A Day in the Life as a Bonum Therapeutics Principal Scientist
When Shannon Okada’s morning chai goes cold, it’s because she became immersed in her work in the lab.
“We have a lot of fun solving mysteries,” said Okada, who works as a Principal Scientist at Bonum Therapeutics, a Seattle-based biotech focused on development of a new class of cancer drugs with enhanced safety and efficacy. “Every day you don’t know what’s going to happen or what you might discover.”
Okada spends much of her time designing experiments to test new potential therapies in the lab. The goal at Bonum is to design proteins that are active in the right place and remain inactive in other conditions. She helps build the tools to study how these proteins work and evaluates all the data she and her team generate, which then informs further designs.
“Big picture, I am motivated by the opportunity to design a drug that you can dose at the level you need to get rid of a tumor, while avoiding the toxicities currently associated with such high levels of dosing,” Okada said.
Both the day-to-day results, as well as the big “ah-ha” moments, keep her spirits high. She thinks back to a moment three years ago when her experiment proved for the first time that an early prototype was working. The whole team gathered around her computer to view the exciting data.
“We did it in vitro. It was a straightforward experiment, in a format we use all the time. But, this time, we were able to show the protein functioned with the mechanism we had designed.

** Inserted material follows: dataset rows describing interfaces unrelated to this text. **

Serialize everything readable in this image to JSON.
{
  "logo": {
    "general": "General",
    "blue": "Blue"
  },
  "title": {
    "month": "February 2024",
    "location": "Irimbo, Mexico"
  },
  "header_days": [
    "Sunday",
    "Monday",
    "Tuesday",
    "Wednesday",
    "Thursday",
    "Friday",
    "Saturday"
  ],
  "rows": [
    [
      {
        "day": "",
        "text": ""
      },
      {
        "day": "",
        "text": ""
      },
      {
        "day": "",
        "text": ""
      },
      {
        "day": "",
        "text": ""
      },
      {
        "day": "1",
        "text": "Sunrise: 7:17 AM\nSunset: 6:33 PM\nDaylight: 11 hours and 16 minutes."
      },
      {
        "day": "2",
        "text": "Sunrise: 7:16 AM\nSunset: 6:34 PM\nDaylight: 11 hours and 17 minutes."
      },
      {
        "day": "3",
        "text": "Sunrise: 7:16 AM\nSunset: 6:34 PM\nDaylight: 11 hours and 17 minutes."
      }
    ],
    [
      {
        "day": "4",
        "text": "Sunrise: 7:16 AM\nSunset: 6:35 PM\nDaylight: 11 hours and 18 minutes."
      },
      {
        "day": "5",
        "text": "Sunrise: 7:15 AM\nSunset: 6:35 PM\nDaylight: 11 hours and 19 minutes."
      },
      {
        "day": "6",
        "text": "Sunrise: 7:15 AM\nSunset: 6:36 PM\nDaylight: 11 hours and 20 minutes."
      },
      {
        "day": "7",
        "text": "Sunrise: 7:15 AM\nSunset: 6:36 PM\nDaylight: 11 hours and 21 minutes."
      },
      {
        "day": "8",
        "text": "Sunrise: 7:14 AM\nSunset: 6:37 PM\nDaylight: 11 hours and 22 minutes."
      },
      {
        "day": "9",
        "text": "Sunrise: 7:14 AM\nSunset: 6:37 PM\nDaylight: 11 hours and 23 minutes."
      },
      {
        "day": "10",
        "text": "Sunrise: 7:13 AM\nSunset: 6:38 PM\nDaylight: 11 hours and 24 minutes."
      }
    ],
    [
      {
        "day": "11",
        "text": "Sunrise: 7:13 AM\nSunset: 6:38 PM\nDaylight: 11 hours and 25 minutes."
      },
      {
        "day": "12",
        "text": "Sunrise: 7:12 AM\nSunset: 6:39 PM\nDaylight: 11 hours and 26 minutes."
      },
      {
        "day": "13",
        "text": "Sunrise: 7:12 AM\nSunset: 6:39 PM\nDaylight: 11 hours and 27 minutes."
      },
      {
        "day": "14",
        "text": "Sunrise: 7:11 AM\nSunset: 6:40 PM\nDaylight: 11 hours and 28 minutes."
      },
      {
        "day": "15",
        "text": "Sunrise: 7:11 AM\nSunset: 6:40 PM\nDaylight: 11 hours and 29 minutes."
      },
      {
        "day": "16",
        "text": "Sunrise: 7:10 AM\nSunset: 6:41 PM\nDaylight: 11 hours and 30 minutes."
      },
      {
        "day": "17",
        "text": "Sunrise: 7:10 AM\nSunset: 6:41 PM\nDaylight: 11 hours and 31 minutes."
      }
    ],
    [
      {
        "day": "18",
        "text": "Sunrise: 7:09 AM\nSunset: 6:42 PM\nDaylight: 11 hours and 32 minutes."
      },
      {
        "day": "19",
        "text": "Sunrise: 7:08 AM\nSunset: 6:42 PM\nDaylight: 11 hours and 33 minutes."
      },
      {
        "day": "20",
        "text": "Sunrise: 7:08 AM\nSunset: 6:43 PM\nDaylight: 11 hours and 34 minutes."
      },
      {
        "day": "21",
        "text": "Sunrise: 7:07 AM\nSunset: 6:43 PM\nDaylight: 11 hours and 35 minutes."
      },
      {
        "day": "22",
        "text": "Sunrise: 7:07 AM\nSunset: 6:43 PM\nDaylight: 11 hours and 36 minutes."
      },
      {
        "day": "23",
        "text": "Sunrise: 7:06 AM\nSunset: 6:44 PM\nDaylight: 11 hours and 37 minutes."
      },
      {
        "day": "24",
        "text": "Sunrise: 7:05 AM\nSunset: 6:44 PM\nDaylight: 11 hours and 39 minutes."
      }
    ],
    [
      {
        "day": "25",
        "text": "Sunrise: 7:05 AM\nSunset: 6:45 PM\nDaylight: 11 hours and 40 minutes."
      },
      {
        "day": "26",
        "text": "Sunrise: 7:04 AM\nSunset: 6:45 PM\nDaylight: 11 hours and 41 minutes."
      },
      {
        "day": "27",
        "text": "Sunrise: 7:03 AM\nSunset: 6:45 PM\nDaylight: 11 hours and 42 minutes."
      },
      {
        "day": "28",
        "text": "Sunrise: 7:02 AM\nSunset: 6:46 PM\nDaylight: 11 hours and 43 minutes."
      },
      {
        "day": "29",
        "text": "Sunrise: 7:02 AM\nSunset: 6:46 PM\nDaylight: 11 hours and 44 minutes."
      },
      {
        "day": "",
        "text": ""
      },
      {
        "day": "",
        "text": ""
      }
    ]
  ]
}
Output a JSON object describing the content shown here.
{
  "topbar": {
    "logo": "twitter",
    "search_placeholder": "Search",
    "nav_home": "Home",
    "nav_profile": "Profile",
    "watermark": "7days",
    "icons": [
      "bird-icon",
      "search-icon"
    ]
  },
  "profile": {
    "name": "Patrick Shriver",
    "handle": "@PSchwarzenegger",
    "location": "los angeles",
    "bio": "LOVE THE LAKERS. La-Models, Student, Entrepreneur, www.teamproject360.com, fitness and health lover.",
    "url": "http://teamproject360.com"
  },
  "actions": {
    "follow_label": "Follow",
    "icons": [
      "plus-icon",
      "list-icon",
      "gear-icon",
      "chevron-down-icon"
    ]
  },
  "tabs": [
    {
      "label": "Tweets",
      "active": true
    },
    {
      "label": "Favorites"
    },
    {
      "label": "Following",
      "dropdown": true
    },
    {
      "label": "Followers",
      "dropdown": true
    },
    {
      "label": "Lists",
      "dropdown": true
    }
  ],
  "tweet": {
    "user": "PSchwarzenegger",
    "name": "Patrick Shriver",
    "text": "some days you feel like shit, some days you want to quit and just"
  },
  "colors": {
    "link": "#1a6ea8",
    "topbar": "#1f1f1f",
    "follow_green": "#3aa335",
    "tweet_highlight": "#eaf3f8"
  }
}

It was a breakthrough,” she said.
Okada, a working mother, has no time for inefficiencies, which is why she optimizes her day. The flexibility she has at Bonum lets her organize her time, enabling her to split her work day between the lab and home, dodging rush hour and being productive where it works best for her.
Looking Back at Washington’s Life Science Industry Okada, a homegrown Washington resident, began her career in life sciences in 1999 as a research associate at Seattle-based ZymoGenetics, which Bristol Myers Squibb acquired in 2010 for $885M.
“When I was at ZymoGenetics, especially during the early days, there were not a lot of local employment options if I lost my job,” Okada said of the state’s early 2000s biotech scene. “The longer I worked, however, the more Washington biotech grew and expanded. Now, there are many more opportunities.”
After Bristol Myers Squibb closed the ZymoGenetics offices in Seattle, Okada looked for her next opportunity. It came in the form of a two-person, biotech start up position with John Mulligan, CEO and founder of Good Therapeutics (and now Bonum Therapeutics).
“I’m not a risk taker by nature, but I knew of John from my network. He’s very bright and thinks differently. He had a track record of success. Even though taking a job at a start up seemed high risk to me, I was looking forward to seeing what would happen,” she said. “In hindsight, I can say he did have a really good idea that’s simple and elegant and has the potential to reduce toxicity for cancer drugs. It has been totally worth it.”
Good was acquired in 2022 by Roche, for $250 million upfront plus milestones. Bonum is a spinout of Good, and at least one compound developed by the Good (now Bonum) team is well on its way towards testing in humans. Okada’s expertise continues to be foundational to development of Bonum’s targeted, highly active, and less toxic medicines.
Sponsored by Life Science Washington and Bonum Therapeutics